“We have had issues with the town board and there are some activities there where I felt like they were serving their own agenda,” said former Bunker Hill Town Marshal Michael Thomison.

Thomison served as town marshal for four years until Monday night when he and four other officers handed over resignation letters to the council, telling them they have had enough.

“They would not communicate with us or the officers and they kept scaling back,” said Thomison.

In their resignation letters, the officers accuse council members of asking them to “do illegal, unethical, and immoral things.” They cited examples like asking police to run background checks on other town councilors to find their criminal history. The officers also claim they were threatened when they said no.

Another issue they brought up in the letter was their safety. The officers say they were all forced to share one set of body armor, putting their lives on the line while they were out making arrests and serving warrants.

“I did not want to send someone out there with bad body armor so I would take mine off and provide it to the other officers. I told them we have to provide this, there is an IC code that explains that and says that the town has to provide that body armor,” said Thomison.

Thomison also cited his treatment after being diagnosed with cancer as one of his reasons for resigning. He said that he was ready to return to work in May, but they would only let him work part time. “They came at me and said it is costing the town way too much money because of my insurance and they said we are taking you down to part time,” said Thomison.

He plans to file a lawsuit against the town council.

The other officers said they did not want to step down but felt they had to, Thomison said.  The town is currently relying on outside help as it searches for new officers.

Meanwhile, two other Bunker Hill leaders recently tendered their resignations as well.

Citing personal reasons, Council Vice President Jim Panther submitted his resignation from the board, which will take effect at the end of the year, and Bunker Hill Building Commissioner Bill Gornto’s resignation leaves the town without a building department.

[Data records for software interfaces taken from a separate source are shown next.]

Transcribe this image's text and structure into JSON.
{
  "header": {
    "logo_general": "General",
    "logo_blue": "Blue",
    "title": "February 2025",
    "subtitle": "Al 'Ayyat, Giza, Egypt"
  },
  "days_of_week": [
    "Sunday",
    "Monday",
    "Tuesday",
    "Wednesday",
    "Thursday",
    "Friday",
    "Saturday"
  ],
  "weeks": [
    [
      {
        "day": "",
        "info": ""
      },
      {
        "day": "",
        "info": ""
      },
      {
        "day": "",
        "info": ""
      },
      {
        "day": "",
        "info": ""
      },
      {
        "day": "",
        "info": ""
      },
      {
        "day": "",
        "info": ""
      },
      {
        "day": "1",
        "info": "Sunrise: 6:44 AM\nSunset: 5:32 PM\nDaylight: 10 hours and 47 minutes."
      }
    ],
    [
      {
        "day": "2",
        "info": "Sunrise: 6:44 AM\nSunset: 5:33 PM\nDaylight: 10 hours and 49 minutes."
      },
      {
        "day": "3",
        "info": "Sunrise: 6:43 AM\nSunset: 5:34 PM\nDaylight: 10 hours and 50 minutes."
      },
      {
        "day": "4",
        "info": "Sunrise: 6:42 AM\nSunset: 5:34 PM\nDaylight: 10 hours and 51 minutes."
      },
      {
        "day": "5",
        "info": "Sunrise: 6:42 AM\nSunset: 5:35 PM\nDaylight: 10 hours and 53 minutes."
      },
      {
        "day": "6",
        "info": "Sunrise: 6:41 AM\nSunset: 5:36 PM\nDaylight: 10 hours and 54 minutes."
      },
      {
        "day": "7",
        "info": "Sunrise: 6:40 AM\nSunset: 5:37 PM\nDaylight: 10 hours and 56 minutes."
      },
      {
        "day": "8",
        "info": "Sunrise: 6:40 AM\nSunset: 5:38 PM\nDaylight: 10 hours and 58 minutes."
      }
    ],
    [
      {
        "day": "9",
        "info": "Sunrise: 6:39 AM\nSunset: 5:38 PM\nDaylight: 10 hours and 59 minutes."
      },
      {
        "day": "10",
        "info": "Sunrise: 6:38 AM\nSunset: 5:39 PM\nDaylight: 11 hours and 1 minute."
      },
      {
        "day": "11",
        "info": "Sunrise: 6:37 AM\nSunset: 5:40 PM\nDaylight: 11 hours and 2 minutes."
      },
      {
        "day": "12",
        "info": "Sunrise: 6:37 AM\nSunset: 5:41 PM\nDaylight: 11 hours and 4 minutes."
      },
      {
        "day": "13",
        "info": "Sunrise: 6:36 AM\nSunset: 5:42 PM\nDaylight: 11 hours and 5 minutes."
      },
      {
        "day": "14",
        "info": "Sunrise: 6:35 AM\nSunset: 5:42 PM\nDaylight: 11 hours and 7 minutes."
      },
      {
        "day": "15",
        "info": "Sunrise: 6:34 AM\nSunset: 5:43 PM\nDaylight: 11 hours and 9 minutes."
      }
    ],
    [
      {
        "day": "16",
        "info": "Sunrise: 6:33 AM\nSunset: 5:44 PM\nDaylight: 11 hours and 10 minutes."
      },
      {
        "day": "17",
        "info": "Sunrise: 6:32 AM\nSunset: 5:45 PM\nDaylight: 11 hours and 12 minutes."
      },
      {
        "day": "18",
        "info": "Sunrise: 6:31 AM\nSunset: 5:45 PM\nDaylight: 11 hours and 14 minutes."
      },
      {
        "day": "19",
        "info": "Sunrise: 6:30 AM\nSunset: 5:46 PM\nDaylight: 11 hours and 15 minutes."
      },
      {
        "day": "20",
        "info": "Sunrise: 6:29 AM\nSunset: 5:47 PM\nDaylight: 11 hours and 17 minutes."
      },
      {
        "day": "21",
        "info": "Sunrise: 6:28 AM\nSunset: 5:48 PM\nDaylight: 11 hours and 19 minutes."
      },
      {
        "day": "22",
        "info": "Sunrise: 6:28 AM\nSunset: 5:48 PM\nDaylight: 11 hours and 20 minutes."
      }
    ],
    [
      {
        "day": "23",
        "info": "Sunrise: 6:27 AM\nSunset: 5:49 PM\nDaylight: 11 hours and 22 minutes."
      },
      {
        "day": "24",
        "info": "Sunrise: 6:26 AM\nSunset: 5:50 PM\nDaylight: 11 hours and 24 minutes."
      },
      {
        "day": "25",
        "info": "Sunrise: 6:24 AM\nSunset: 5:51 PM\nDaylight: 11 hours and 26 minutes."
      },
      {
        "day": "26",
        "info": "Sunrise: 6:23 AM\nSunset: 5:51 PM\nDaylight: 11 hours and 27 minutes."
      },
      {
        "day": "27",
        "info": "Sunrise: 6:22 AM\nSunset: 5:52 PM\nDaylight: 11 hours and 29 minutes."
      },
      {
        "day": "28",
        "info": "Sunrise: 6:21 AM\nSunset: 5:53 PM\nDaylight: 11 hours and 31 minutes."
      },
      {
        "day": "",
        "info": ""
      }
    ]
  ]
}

“Due to the actions of the current town council, I find myself unable to continue in this job,” Gornto wrote in his resignation letter. “This means you now have to notify the state building department that you no longer have a valid department.”

Council President Brock Speer told reporters the council was “blindsided” by the resignations; meanwhile, council members accepted the resignations with little comment.

On Wednesday night, the town of Bunker Hill issued the following statement:

Like most small towns, there have been from time to time, disagreements in the policy making process between the town council and other town departments. The current town council as well as prior councils have, on occasion, had disagreements with Mr. Thomison over a number of things. These disagreements have primarily been caused by the lack of funding available to the town to invest in the police department. However, the council denies that it has failed to provide body armor for the marshal or reserve deputies. The council is well aware of Indiana law on the topic and has complied with it fully. Further, the council absolutely denies that it has ever asked Mr. Thomison or any of the reserve deputies to be involved in any illegal, unethical or immoral actions.

The council admits that it had made a number of cuts to the police department over the last few years. This was a decision the town made due to a lack of funding. Bunker Hill is diligently working to solve this problem for the coming year. The cuts made to the police department were not made with the intention of jeopardizing the safety of any of the town’s police officers. Over the last few years, the Council has made attempts to find additional money for the department. Mr. Thomison was instrumental in obtaining a large sum of money on behalf of the town. However, he fails to state that the police department received the benefit of a large portion of that funding.

As Mr. Thomison has stated, there is currently a lawsuit pending against the town relating to Indiana’s Open Door Law. The council denies that it has violated Indiana’s Open Door Law in any manner. However, the council will not comment further on this topic as the litigation is still pending.

The resignation of the entire police force has come as a shock to the council. It has never been the goal to dismantle or otherwise endanger the town police department or officers. The council thanks these officers for their service to the town. Bunker Hill is in the process of obtaining a new marshal and reserve deputies. The council asks for patience from the town residents in this process.

Police blog Blue Lives Matter supported the Bunker Hill cops with the following statement:

We think it is unconscionable in today’s society to refuse to provide current, updated body armor for Police Officers.  It also is unethical and illegal to ask an Officer to run someone’s criminal history for personal, non-criminal reasons.  It is troubling to think of the hostile work environment that the Officers had to work in.   Finally, reducing an Officer to part-time because of the costs of the medical treatment for his cancer?  We support these former Bunker Hill Officers and Town Marshal in their resignation.